In the wake of US President Barack Obama's early July visit to Moscow, US Vice President Joe Biden will soon visit Georgia. But it's not entirely clear whether the message that Biden delivers to Tbilisi will be of strong US support for Georgia, or an admonition to not antagonize Russia.
Biden will visit Georgia and Ukraine from July 20-24. The precise itinerary, including the times when the vice president will be in each country, hasn't been released. Georgian observers anticipate Biden will come to personally brief Georgian officials on the private discussions between Obama and Russian President Dmitry Medvedev. [For background see the Eurasia Insight archive].
In Moscow, Obama surprised observers by how forcefully he spoke on Georgia and, in general, the rights of nations to choose what alliances they wanted. "State sovereignty must be a cornerstone of international order," Obama said in his July 7 speech at the New Economic School in Moscow. "Just as all states should have the right to choose their leaders, states must have the right to borders that are secure, and to their own foreign policies. That is true for Russia, just as it is true for the United States. Any system that cedes those rights will lead to anarchy. That's why we must apply this principle to all nations -- and that includes nations like Georgia and Ukraine."
Obama's words on Georgia were perhaps the toughest things he said to Russia during his visit, said Lawrence Korb, a fellow at the New America Foundation and a former Pentagon official in the Reagan administration. "When Obama talked about Georgia, and NATO expansion publicly, I thought; 'he's not giving them anything,'" Korb said.
The Georgian government has taken Obama's words to mean that the United States would forcefully defend Georgia in the case of another war with Russia.

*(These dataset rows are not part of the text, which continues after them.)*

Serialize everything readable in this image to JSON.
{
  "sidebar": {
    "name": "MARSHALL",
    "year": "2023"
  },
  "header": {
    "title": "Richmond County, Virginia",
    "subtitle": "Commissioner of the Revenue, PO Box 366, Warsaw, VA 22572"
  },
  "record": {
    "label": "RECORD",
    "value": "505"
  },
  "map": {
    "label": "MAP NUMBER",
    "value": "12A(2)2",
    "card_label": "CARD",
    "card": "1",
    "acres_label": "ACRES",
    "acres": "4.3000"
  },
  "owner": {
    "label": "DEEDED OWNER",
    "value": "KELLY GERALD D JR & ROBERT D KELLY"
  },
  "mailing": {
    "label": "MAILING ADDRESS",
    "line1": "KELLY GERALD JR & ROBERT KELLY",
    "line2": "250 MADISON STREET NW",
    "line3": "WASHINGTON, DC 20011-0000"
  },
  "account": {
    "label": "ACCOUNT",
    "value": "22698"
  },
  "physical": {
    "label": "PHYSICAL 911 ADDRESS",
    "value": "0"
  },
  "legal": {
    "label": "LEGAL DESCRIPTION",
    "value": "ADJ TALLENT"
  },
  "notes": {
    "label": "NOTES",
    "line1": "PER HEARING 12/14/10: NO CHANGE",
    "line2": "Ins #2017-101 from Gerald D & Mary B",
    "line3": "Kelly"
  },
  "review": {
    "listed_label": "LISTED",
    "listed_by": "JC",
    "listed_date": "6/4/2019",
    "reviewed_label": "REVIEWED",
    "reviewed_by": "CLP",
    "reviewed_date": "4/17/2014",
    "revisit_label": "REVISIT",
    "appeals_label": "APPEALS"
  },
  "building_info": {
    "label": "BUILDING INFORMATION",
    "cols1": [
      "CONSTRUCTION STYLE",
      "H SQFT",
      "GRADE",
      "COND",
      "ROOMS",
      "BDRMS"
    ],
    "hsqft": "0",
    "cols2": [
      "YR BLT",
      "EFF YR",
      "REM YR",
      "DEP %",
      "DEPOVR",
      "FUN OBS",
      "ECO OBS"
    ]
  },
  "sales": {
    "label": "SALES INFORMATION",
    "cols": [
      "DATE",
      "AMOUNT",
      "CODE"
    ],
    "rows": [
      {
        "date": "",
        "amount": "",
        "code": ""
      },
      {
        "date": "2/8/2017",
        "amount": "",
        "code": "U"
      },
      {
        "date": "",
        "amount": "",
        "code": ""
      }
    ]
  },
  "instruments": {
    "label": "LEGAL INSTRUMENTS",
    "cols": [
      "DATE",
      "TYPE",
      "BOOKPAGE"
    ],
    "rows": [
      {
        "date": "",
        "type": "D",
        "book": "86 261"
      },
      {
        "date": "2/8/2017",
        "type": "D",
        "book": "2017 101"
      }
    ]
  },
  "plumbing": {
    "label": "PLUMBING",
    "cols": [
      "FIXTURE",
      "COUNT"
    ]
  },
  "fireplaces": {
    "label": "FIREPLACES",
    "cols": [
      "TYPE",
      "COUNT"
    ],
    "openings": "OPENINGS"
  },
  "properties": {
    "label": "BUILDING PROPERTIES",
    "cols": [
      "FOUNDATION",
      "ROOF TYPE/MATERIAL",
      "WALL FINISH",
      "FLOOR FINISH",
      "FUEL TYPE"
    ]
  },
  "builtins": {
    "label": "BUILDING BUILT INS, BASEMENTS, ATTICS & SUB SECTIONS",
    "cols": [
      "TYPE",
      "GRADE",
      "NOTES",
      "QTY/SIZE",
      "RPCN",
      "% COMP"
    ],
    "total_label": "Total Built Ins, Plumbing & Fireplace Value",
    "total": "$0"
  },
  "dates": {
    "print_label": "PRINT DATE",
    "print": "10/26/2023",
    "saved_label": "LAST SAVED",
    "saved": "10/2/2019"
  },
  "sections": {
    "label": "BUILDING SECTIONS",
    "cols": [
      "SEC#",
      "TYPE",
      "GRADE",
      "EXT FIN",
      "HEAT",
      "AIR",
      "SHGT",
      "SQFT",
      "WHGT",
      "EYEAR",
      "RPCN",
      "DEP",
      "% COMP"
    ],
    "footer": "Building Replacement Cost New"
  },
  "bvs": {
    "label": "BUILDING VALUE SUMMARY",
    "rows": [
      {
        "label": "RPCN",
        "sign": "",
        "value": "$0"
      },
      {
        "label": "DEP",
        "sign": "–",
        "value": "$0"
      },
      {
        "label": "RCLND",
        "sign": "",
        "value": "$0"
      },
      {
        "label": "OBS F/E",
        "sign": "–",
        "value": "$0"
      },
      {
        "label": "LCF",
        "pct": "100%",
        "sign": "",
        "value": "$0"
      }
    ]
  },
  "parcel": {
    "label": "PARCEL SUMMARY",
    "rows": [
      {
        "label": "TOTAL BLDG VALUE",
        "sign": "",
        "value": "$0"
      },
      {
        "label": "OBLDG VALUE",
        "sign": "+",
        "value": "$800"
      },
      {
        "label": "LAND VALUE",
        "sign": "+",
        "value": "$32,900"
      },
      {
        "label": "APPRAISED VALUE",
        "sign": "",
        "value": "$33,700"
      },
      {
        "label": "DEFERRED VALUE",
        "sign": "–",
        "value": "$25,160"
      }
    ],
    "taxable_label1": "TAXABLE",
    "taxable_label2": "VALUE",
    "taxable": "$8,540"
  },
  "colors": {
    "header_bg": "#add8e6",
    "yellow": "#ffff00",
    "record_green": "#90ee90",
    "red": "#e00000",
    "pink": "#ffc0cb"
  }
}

Georgian government officials are saying that Obama effectively threatened Medvedev over Georgia, said David Kakabadze, the head of Radio Free Europe/Radio Liberty's Georgian service.
"Three different high-ranking officials . . . spoke to us on conditions of anonymity confirming that Obama said to Medvedev: 'This time the United States would not stay away in the case of a new invasion in Georgia,'" Kakabadze told a group of journalists and policy analysts in Washington. "We are not sure about the wording, but two of those three sources said that the wording was something like: 'This time it will have grave consequences for Russia.'"
Many in Georgia believe that Biden's visit will be a show of support for Tbilisi. But members of the political opposition suggest that the vice president may also be coming to warn Georgian President Mikheil Saakashvili not to provoke Russia, Kakabadze noted.
Obama's words in Moscow notwithstanding, Biden's visit will come as the US alliance with Georgia appears to be weaker than before the war with Russia. Washington has backed off somewhat on its push for NATO membership for Georgia, creating a new framework for Tbilisi to become part of the alliance to replace the standard Membership Action Plan. The White House also has dramatically cut democratization aid for Georgia. According to an analysis by the American watchdog organization Freedom House, the White House has reduced its democratization funding for Georgia in the coming year's US federal budget from $34.6 million to $20.4 million.
In addition, the United States is in the middle of a review of its security cooperation with Georgia, and one of the issues at stake is how the Washington will help rebuild the Georgian military after it was routed by Russia in the 2008 war. [For background see the Eurasia Insight archive]. US officials have said that their previous military assistance, which was oriented towards making the Georgian military light and deployable (and thus appropriate for missions in Iraq and Afghanistan) would be rethought, and that perhaps Georgia would be better suited with a more traditional territorial defense-oriented military.
"During the visit, the vice president will meet with the political leadership of each country [Georgia and Ukraine], as well as opposition figures and civil society representatives," Biden's office said in a statement about the upcoming trip. "The vice president will demonstrate US support for continued democratic and economic reforms and discuss issues of mutual interest in both countries."
Joshua Kucera is a Washington, DC,-based freelance writer who specializes in security issues in Central Asia, the Caucasus and the Middle East.